Copy every line of the data that contains the string "city".

| Data about app and page elements |
Content starts
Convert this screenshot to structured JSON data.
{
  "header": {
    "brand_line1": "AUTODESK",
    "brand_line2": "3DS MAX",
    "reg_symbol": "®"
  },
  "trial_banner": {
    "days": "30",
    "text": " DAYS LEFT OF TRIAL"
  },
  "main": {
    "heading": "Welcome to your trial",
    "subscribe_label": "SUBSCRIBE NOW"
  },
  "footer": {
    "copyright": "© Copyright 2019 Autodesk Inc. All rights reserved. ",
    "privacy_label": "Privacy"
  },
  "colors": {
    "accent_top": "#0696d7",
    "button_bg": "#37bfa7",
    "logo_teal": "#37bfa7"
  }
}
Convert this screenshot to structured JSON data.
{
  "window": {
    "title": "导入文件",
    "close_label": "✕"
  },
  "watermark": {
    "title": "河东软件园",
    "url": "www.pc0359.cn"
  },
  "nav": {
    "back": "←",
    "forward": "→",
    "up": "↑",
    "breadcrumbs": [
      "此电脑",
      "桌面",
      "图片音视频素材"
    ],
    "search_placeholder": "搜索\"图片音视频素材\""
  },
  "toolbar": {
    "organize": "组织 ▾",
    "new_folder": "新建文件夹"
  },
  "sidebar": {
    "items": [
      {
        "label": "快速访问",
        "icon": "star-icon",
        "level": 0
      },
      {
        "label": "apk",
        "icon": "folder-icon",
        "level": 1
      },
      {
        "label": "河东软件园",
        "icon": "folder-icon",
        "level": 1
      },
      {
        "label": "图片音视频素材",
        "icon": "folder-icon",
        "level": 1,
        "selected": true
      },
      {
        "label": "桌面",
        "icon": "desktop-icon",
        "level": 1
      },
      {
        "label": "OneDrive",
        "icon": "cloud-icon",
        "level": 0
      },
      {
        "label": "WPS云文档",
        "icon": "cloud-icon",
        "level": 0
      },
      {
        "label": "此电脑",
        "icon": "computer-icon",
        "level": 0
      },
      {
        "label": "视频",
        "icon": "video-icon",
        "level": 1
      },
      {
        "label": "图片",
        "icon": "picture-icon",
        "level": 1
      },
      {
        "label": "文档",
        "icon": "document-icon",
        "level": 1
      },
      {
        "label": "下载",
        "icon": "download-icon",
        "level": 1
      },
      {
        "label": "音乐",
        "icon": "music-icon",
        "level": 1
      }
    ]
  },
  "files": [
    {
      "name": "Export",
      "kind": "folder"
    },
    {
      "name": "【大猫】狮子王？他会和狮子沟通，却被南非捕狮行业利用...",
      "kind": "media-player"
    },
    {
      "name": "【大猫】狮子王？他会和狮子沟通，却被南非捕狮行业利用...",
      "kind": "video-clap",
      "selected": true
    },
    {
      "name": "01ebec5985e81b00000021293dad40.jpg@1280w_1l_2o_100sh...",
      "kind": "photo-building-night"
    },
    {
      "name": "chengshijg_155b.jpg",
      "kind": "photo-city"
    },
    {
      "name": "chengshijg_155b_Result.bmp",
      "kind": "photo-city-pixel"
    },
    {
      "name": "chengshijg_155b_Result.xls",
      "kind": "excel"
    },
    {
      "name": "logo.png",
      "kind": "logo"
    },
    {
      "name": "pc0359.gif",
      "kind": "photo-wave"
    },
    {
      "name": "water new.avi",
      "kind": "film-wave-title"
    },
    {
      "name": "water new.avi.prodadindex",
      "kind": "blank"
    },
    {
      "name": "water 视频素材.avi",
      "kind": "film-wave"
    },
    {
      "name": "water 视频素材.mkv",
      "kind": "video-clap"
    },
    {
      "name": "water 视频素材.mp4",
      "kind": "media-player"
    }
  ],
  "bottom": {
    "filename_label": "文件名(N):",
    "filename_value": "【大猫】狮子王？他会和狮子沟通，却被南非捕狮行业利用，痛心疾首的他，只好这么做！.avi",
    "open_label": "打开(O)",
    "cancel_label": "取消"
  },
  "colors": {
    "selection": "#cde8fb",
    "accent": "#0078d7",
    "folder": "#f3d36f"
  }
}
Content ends
| RESULT |
      "kind": "photo-city"
      "kind": "photo-city-pixel"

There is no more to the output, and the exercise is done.